Restaurants should neither try to beat someone else nor be like someone else. There must be a sense of place that shines through, and the restaurant’s philosophy must be reflected. All aspects of the experience must fit together and tell a story. Don’t try to be too whimsical or too formal if it’s not your style.
Dining at a Top 10 restaurant should feel like a comfortable, special treat from start to finish. Caring staff who offer true hospitality are all-important. The tables shouldn’t be too wide across to hamper easy conversation, or too close to that of neighbours. The music shouldn’t be too loud; the room should not echo; chairs should be comfortable. Guests should be asked if they are happy with the temperature and their surroundings.

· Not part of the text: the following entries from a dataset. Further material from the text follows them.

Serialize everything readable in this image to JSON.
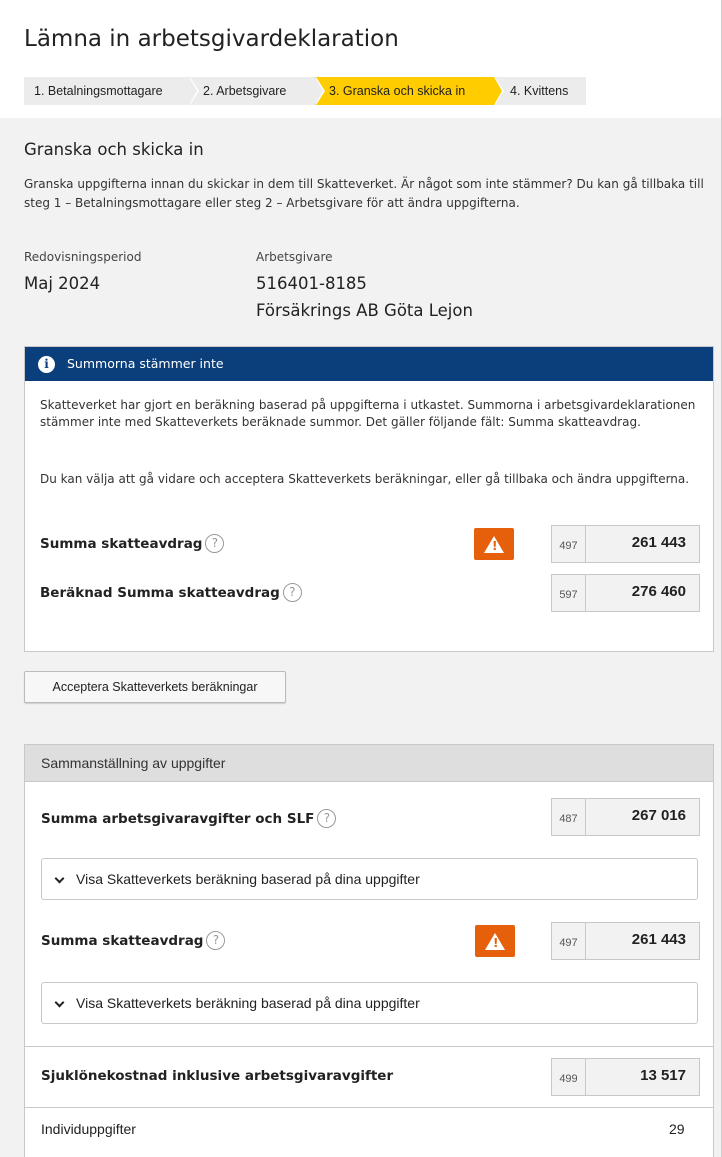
{
  "page_title": "Lämna in arbetsgivardeklaration",
  "steps": [
    {
      "label": "1. Betalningsmottagare"
    },
    {
      "label": "2. Arbetsgivare"
    },
    {
      "label": "3. Granska och skicka in",
      "active": true
    },
    {
      "label": "4. Kvittens"
    }
  ],
  "intro": {
    "title": "Granska och skicka in",
    "text": "Granska uppgifterna innan du skickar in dem till Skatteverket. Är något som inte stämmer? Du kan gå tillbaka till steg 1 – Betalningsmottagare eller steg 2 – Arbetsgivare för att ändra uppgifterna."
  },
  "period": {
    "label": "Redovisningsperiod",
    "value": "Maj 2024"
  },
  "employer": {
    "label": "Arbetsgivare",
    "org_number": "516401-8185",
    "name": "Försäkrings AB Göta Lejon"
  },
  "warning": {
    "title": "Summorna stämmer inte",
    "text1": "Skatteverket har gjort en beräkning baserad på uppgifterna i utkastet. Summorna i arbetsgivardeklarationen stämmer inte med Skatteverkets beräknade summor. Det gäller följande fält: Summa skatteavdrag.",
    "text2": "Du kan välja att gå vidare och acceptera Skatteverkets beräkningar, eller gå tillbaka och ändra uppgifterna.",
    "fields": [
      {
        "label": "Summa skatteavdrag",
        "code": "497",
        "value": "261 443",
        "alert": true
      },
      {
        "label": "Beräknad Summa skatteavdrag",
        "code": "597",
        "value": "276 460",
        "alert": false
      }
    ]
  },
  "accept_button": "Acceptera Skatteverkets beräkningar",
  "summary": {
    "title": "Sammanställning av uppgifter",
    "fields": [
      {
        "label": "Summa arbetsgivaravgifter och SLF",
        "code": "487",
        "value": "267 016",
        "expander": "Visa Skatteverkets beräkning baserad på dina uppgifter"
      },
      {
        "label": "Summa skatteavdrag",
        "code": "497",
        "value": "261 443",
        "expander": "Visa Skatteverkets beräkning baserad på dina uppgifter",
        "alert": true
      },
      {
        "label": "Sjuklönekostnad inklusive arbetsgivaravgifter",
        "code": "499",
        "value": "13 517"
      }
    ],
    "individ": {
      "label": "Individuppgifter",
      "value": "29"
    }
  },
  "help_glyph": "?",
  "colors": {
    "active_step": "#ffcc00",
    "info_header": "#0b3f7c",
    "alert": "#e6600b"
  }
}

While wine offerings and pairings are judged for aspects like value for money and variety, individual wines are not judged, and restaurants are not penalised for offering only estate wines if this matches the restaurant’s philosophy. It’s all about synergy. The beverage list needs to fit the style of food, the vibe the restaurant wants to create, as well as the target market. A smart sommelier and an astute general manager will ensure the beverage offering is at the right level.
Does your restaurant have its own garden or is it situated near farmland? Does the menu boast about seasonal, local produce? Make sure you reflect that on your menu. Even if you’re a meat-focused eatery, ensure there are enough plant-based options. It’s the way of the future.
The head chef should do more tasting at the pass to ensure that every dish is consistently seasoned.
Guests should walk away feeling happy they got what they paid for, whether they paid R200 or R2 000 per person. The price should match the quality, technique and entire experience. Ultimately, the judges need to ask themselves the following, and answer with an emphatic yes: “Would I personally pay my own money to eat here? Would I come again, and recommend it to friends?”